For the last couple of years, we have heard many a cry of the "Innings Gap", that is, the difference between the innings the Cardinals could depend on getting from their rotation, compared to the total amount of innings needed to get through the marathon of the 162 game season. Its kind of hard to believe that just two years ago, Joe Kelly was among the five Cardinals Opening Day starters, after beating out Carlos Martinez in Spring Training it what seemed at the time to be a faux competition.
Things went bad enough that the Cardinals dealt prospect James Ramsey for quite the reclamation project in Justin Masterson, who contributed little in his time as a Cardinals rental in 2014. What worked out much better of course, was the heist Mozeliak pulled on former Red Sox GM Ben Cherington, where Mo managed to get one and a half years of John Lackey for the corpse of Allen Craig and an at-the-time struggling Joe Kelly (and after a meager 2015 Kelly is back in the news, earning a rotation spot with the Red Sox).
2015 continued the chorus of the Innings Gap. This was partly fueled by trading Shelby Miller in the off-season for Jason Heyward, a move made as a band-aid after Taveras' ill-fated night. That brought Carlos Martinez into the rotation amid fears from parts of the fan base that he couldn't hold up as a starter. The team also had Michael Wacha penciled into the rotation despite suffering a very rare injury in 2014, and when he came back he wasn't the same pitcher. Jaime Garcia lurked in the shadows, as an official option should he be healthy, but by the time 2015 rolled around no one in their right mind could think of Jaime as an option.
At least by the trade deadline, things were good enough in the rotation that the Cardinals didn't make a trade for a Starting Pitcher. Garcia, Martinez, and Wacha were all pitching well at the time. They did trade Malik Collymore and Kyle Barraclough, minor prospects for Jonathon Broxton and Steve Cishek respectively, but that was more about shoring up the bullpen and giving Mike Matheny some options to avoid completely running Trevor Rosenthal, Kevin Siegrist, and Seth Maness into the ground.
Those concerns don't seem to be apparent at all in 2015. Looking at Fangraphs' depth charts, the Cardinals are currently tied for 5th in projected IP from their starters. And in fact, that's even accounting for some regression from their five Opening Day starters:
*edit: I forgot to mention that Wainwright's numbers shown here are his 2014 numbers*

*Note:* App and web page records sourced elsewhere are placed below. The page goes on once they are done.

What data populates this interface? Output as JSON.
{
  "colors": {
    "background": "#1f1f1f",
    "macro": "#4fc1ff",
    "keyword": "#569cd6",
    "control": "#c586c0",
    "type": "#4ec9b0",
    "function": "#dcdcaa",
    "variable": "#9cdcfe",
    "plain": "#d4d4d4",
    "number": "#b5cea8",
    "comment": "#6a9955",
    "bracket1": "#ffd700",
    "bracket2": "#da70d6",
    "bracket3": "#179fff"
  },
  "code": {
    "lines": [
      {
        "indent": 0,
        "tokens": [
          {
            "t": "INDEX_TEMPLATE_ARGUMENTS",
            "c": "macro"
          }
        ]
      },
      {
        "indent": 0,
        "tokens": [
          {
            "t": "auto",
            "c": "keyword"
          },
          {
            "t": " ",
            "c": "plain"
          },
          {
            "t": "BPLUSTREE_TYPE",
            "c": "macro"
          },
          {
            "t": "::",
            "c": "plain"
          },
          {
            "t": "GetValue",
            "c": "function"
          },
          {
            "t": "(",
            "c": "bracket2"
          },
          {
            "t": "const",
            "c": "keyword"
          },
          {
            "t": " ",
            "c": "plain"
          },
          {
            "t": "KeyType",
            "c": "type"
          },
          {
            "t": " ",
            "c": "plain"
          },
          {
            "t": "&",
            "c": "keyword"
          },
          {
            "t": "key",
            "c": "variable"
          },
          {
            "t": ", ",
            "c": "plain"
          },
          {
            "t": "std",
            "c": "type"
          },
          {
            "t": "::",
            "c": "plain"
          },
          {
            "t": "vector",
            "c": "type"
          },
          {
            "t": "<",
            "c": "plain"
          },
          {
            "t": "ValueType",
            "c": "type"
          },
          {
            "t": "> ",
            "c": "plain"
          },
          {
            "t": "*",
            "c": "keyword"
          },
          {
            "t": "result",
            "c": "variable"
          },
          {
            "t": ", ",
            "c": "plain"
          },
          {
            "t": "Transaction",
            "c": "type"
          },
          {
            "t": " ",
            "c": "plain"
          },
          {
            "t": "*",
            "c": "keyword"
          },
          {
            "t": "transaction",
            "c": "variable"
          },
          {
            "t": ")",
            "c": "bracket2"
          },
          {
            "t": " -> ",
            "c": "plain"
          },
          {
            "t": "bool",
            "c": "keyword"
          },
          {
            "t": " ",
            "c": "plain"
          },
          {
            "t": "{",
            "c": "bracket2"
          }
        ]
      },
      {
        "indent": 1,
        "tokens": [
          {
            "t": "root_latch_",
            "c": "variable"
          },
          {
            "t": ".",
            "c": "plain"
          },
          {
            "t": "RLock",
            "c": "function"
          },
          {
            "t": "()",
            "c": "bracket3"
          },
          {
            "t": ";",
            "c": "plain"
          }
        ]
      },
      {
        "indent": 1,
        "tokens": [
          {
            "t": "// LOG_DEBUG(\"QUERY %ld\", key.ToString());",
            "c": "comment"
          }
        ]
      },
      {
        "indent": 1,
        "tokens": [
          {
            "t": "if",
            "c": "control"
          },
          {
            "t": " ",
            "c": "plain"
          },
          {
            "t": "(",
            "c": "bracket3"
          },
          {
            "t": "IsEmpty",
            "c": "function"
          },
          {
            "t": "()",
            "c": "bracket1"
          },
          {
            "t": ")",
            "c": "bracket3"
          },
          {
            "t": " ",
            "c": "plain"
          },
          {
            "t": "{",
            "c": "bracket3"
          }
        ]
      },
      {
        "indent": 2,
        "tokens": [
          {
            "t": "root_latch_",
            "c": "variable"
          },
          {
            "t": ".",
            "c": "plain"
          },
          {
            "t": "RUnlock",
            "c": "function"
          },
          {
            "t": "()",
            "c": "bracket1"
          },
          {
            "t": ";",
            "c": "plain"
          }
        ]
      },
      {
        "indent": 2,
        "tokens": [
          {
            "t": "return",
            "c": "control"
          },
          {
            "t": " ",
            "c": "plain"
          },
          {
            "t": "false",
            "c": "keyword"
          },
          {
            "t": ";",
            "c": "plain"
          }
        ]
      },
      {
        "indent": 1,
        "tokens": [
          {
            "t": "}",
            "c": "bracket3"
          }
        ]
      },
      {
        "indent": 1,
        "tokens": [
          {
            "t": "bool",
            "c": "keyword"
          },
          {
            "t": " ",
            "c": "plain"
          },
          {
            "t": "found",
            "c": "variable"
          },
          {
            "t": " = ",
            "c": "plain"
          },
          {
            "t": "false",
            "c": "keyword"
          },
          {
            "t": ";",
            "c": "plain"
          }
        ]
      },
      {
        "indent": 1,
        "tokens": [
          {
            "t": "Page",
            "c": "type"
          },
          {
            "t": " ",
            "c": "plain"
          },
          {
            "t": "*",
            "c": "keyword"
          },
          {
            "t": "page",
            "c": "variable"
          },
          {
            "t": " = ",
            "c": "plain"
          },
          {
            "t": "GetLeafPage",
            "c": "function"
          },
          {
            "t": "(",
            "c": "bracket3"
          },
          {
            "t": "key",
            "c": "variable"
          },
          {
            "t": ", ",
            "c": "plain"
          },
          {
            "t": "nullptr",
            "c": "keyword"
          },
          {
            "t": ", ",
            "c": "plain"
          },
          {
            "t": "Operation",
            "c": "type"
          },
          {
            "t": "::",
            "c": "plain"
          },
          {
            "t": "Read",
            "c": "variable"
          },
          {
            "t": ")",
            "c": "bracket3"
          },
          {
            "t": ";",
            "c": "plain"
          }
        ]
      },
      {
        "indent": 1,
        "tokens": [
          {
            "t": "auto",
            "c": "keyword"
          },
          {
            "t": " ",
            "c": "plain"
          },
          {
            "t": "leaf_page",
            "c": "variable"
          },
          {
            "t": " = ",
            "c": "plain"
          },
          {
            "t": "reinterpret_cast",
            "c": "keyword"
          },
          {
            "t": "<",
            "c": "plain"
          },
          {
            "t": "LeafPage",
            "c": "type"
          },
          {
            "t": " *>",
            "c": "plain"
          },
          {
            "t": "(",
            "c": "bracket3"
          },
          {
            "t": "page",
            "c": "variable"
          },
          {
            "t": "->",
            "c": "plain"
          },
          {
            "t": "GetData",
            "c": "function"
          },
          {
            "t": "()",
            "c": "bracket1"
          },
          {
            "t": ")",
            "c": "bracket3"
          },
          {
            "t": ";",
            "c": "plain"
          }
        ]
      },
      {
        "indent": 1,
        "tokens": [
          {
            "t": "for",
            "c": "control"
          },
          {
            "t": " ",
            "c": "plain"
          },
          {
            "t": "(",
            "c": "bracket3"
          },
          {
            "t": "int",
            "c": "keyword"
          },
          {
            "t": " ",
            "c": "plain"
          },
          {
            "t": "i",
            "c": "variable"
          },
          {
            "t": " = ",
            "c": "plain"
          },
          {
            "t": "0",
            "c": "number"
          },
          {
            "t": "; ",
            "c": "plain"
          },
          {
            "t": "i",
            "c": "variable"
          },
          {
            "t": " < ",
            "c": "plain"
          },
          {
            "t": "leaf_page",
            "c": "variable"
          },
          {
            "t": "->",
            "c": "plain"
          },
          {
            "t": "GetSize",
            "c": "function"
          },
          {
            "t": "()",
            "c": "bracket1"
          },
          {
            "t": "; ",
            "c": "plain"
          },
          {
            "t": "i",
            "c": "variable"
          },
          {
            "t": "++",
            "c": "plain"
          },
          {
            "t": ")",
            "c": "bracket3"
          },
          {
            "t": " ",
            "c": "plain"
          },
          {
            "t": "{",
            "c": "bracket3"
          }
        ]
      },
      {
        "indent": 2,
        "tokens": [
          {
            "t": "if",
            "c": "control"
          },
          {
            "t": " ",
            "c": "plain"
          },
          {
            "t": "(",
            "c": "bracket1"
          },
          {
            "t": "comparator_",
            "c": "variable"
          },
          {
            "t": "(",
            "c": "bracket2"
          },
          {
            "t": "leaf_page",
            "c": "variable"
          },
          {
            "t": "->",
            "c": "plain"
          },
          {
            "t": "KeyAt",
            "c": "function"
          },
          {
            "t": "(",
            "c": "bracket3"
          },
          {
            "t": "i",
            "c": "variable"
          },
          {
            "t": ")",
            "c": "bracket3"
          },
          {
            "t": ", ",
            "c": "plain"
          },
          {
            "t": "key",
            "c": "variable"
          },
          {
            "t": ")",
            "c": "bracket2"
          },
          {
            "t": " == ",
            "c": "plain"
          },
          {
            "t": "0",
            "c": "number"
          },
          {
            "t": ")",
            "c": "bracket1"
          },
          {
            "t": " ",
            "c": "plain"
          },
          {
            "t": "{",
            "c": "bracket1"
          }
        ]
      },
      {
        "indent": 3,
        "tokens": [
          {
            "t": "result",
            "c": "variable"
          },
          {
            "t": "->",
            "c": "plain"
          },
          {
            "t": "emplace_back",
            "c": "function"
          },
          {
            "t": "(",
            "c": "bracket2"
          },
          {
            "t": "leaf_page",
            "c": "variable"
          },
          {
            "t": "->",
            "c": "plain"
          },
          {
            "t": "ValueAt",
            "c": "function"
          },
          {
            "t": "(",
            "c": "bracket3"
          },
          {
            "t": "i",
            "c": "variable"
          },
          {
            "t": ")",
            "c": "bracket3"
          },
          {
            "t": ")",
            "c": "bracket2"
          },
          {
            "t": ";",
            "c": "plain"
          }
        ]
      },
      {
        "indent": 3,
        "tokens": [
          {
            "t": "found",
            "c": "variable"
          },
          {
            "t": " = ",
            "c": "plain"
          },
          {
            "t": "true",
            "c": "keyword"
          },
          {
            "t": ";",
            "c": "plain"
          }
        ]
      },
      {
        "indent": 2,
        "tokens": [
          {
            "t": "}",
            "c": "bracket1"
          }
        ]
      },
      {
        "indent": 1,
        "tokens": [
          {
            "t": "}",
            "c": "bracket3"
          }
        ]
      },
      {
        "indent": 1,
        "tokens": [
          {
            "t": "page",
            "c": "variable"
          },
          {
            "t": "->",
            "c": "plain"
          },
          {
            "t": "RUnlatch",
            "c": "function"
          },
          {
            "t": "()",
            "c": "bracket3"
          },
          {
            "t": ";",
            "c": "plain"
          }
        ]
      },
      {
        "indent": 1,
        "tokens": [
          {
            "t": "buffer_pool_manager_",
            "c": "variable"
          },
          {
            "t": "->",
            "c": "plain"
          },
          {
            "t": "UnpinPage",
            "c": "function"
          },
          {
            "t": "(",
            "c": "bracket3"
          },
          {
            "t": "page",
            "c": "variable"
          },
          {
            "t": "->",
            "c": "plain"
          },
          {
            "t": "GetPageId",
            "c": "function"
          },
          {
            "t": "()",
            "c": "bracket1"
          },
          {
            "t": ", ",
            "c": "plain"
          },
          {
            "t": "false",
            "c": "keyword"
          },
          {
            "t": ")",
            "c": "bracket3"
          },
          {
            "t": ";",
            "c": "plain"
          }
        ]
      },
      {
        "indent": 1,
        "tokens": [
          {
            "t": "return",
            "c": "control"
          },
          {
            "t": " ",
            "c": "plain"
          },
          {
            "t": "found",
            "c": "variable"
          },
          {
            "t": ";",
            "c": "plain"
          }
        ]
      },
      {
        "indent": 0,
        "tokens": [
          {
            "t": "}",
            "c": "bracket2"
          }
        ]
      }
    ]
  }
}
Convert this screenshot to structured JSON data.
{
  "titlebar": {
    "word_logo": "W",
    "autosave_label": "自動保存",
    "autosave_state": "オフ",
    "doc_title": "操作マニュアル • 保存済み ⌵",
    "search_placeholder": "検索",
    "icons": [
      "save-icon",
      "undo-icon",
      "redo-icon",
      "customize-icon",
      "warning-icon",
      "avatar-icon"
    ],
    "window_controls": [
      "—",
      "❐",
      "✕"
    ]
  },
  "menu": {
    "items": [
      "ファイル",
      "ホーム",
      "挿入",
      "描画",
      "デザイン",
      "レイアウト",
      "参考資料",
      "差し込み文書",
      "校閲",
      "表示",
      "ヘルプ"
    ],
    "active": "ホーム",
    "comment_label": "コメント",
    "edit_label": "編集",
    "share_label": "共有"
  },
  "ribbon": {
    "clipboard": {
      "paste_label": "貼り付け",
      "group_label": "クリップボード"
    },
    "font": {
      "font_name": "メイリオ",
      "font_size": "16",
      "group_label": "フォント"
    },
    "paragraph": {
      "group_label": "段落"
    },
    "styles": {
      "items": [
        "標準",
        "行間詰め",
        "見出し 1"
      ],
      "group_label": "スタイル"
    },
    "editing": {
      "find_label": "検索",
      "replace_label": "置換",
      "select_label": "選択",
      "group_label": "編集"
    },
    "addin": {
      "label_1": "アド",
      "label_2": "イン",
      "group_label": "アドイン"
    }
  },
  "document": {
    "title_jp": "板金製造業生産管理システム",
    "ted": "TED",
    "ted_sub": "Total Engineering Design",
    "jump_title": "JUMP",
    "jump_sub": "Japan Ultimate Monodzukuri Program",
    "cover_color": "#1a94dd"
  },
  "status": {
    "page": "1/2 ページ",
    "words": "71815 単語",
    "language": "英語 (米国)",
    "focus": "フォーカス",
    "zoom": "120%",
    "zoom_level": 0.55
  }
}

The league average for GS/IP last year was 5.8, so the Cardinals five 2016 Opening Day starters got on average nearly two more outs than the average rotation per night, which adds up to a pretty big lift to the bullpen over the course of the season. That advantage is projected to be a little less than one and a half outs more than average in 2016, but you can still think of that as saving a relief appearance once every couple of games, which adds up to a lot over the course of a 162 game season.
Injuries are inevitable, especially since Jaime Garcia remains part of the five-man rotation. The Cardinals have above-replacement level options as 6th and 7th starters with the Cardinals having faith in both Tim Cooney and Marco Gonzales to step in once injuries occur. The team also has Tyler Lyons, who with no options will start the year in the bullpen, but could be stretched out as a starter if necessary. Later in the year, the hope is that either Alex Reyes or Luke Weaver would be essentially a trade deadline acquisition, which would be great because the Cardinals don't actually have to trade for them.
While the fill-ins won't project to go as deep into games as the Opening Day rotation, the Cardinals have assembled one of the deepest bullpens they've ever had. Rosenthal, Siegrist, and Maness all pitched more often than they should have last year, but now they're joined by a currently-healthy Jordan Walden Tyler Lyons, Seung Hwan Oh, and a resigned Jonathon Broxton. The depth doesn't stop there though, as the team will be able to call upon Sam Tuivailala and Miguel Socolovich when any injuries occur. This is a pen that could make up for a whole rotation of pitchers that struggle to go more than six innings, and the beauty is that they shouldn't have to.
Referencing Fangraphs' Depth Charts again, the Cardinals' bullpen ranks third in projected FIP. That gives them more credit than they deserve for playing in the NL and pitching in a pitchers ballpark, as they rank 6th in projected WAR. You might think that sells them short, since WAR is a counting stat and the Cardinals' bullpen projects as tied for 5th fewest IP, but calculating a WAR/60 IP stat for each team still leaves the Cardinals in 6th, with the Orioles dropping below but the Cubs sneaking ahead.
Of course, with pitchers, anything can happen. They break all the time, and the Cardinals could simply experience injuries in droves, leading to the Cardinals again needing to shop for at least one pitcher at the deadline. No plan that involves pitchers staying healthy is fool-proof. However, with a rotation that projects 7th best in the majors, and projects to throw the 5th most innings, and a bullpen nine legit options deep that projects as 6th best in the majors, the Cardinals are set up better than they ever have to make it through the War of Attrition that is the 162 game season.